by Esther Schindler

The Meetings Will Continue Until Morale Improves

Aug 16, 20074 mins

Oh, sorry. That should be beatings. It’s sometimes hard to tell the difference. Or so it would appear—because a new report from NetPro indicates that, contrary to popular wisdom, experienced IT professionals don’t burn out over time; instead, their job satisfaction increases.

Here’s the details. At the NetPro 2007 Directory Experts Conference (DEC) held this spring, the company surveyed 314 of the 600+ attendees about trends in active directory management and IT behavior. There’s plenty of meat in the company’s 23-page white paper, which tracks adoption of PowerShell, SharePoint, MOM, Exchange, SQL Server and other such tools.

I could probably write a whole blog entry about the techie stuff, especially since I’m a fool for any well-written trends report. But what really captured my attention was the surprising happiness of these techies with their lot in life — and the attributes that were most important to that happiness.

In particular: survey respondents report substantially higher satisfaction with their jobs than average US workers; more than 74% are satisfied or very satisfied with their jobs. And here’s the kicker: the more experience they have, the happier they are. “Only 50% of respondents with less than one year of experience expressed satisfaction,” says the report, “as compared to 82% for respondents with more than 10 years of experience.”

I discussed this item with Gil Kirkpatrick, CTO of NetPro. The company sliced and diced the results to try to figure out what made the more experienced directory/infrastructure specialists happier than the (relatively) wet-behind-the-ears employees. The happiest conference attendees work for software vendors and have a title of system/business analyst—which implies a lot of job responsibility. Those with the lowest job satisfaction have a job title including the word “adminstrator” and those who worked in consulting organizations and government IT organizations.

Still, that doesn’t explain everything. We could make guesses about the nature of the job—Kirkpatrick explained that these techies manage many tasks simultaneously, making it a great career for those who hate to do the same thing over and over but a hard slog for beginners—but it still leaves me wondering. Maybe you can suggest a few answers that would explain this… and we can figure out how and if this wisdom can be applied to your own staff.

However, there’s another positive component involved: the tools that make the DEC attendees smile.
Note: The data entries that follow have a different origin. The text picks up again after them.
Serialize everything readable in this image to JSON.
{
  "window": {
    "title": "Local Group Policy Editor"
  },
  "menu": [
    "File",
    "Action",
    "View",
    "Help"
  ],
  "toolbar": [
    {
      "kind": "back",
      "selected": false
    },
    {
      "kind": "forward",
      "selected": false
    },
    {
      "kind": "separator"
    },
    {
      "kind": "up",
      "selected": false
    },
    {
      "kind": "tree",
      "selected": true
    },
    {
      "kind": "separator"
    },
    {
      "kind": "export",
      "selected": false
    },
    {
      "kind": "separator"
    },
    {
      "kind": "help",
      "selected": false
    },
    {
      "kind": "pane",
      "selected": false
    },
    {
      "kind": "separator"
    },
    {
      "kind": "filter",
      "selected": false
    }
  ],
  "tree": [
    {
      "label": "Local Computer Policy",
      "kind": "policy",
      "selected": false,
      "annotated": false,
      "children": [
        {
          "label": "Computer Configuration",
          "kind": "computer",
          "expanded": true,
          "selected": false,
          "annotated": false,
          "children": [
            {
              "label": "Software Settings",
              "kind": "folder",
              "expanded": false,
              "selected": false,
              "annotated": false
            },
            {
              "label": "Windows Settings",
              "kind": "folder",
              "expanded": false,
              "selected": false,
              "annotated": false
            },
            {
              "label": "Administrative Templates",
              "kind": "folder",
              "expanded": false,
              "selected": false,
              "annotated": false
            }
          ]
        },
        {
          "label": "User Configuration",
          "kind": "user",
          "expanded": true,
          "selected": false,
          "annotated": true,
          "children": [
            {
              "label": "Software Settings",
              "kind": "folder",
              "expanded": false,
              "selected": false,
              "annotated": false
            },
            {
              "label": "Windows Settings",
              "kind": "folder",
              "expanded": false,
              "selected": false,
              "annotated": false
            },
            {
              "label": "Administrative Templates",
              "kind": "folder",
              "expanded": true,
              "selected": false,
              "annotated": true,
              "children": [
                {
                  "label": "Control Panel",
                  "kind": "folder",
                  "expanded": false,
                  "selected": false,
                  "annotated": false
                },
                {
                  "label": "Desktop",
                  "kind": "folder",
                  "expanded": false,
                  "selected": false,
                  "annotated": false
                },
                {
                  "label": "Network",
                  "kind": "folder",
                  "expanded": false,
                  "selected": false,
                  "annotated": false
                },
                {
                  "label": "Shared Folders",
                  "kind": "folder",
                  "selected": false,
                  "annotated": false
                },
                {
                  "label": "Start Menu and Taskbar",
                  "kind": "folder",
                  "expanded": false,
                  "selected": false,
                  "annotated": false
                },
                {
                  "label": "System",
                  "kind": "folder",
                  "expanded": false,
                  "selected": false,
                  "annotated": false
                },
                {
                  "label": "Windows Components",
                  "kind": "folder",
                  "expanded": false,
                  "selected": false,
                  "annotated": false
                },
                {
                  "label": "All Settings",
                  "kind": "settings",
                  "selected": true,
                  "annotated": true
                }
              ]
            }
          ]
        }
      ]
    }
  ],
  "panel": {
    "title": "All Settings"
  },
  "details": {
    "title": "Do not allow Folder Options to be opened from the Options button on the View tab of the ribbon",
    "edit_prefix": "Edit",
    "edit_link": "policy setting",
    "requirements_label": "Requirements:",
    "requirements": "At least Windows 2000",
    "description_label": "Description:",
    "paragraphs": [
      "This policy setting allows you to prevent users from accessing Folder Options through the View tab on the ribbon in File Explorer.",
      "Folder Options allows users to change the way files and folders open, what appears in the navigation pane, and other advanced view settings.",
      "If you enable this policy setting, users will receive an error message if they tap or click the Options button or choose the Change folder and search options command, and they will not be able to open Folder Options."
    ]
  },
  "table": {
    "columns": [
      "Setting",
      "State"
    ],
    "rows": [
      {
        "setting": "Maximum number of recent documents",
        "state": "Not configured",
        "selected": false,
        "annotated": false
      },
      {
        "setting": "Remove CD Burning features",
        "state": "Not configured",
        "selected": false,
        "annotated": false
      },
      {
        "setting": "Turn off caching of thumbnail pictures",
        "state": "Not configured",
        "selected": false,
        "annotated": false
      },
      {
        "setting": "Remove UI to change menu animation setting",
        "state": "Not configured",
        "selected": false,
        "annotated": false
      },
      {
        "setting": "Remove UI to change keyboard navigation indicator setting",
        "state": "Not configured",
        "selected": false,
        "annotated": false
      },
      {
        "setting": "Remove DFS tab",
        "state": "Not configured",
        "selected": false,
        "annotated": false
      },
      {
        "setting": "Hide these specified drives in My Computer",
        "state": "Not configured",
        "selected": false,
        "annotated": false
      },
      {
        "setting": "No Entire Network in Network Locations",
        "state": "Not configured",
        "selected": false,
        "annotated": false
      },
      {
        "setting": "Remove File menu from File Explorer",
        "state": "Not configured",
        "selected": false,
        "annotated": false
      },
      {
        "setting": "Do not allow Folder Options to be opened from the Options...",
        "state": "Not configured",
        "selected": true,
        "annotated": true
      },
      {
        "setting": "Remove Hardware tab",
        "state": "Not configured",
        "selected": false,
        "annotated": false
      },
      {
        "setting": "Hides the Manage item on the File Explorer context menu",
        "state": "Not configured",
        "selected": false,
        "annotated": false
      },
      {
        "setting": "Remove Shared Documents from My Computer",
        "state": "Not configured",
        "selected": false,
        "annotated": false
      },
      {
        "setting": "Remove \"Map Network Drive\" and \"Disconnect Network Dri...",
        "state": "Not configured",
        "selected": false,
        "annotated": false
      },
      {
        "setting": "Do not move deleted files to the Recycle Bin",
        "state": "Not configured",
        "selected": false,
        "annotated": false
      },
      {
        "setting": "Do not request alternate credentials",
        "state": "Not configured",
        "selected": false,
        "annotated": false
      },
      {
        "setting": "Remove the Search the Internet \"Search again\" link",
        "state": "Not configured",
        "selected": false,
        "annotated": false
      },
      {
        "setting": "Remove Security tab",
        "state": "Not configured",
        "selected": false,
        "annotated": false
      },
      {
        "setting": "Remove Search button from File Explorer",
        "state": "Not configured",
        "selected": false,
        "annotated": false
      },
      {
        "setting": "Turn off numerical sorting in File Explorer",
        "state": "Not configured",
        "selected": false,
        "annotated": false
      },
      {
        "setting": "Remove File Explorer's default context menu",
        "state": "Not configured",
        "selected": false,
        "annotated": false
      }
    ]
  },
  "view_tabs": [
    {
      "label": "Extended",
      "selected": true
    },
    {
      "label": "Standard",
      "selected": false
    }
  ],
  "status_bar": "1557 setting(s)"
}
As the report commented, “The answers that most respondents gave in an open-ended question about the best aspects of their jobs would thrill their bosses.” The best attributes of the job were:

  • Working with new and exciting technologies
  • Constant challenges and new experiences
  • Continuous opportunities to learn and gain new skills

How many of those attributes would your IT staff use to describe their jobs? (Count that as a personal essay question. Show your work—even if you don’t show it to me.)

You’ll also be heartened by the survey respondents wishlist items. According to the report, “Getting better tools and automation topped the wish list by far, accounting for more than 20% of responses and beating the higher pay by two-to-one.” If you want to make the IT staff happier, implies this report, buy them tools. You can even put off their raises, as long as the tools lower their personal stress level and automate the boring parts of their jobs.

Naturally, these results must be taken in context. Not every IT department reflects the concerns of the self-selected infrastructure specialists (at least to the degree of caring enough about it to attend a conference). But I’ve seen similar trends in other segments of the computer industry, such as software developers. If you give them the tools they crave, these folks will be more than satisfied with their jobs, and they’ll give you all the dedication you could ask for.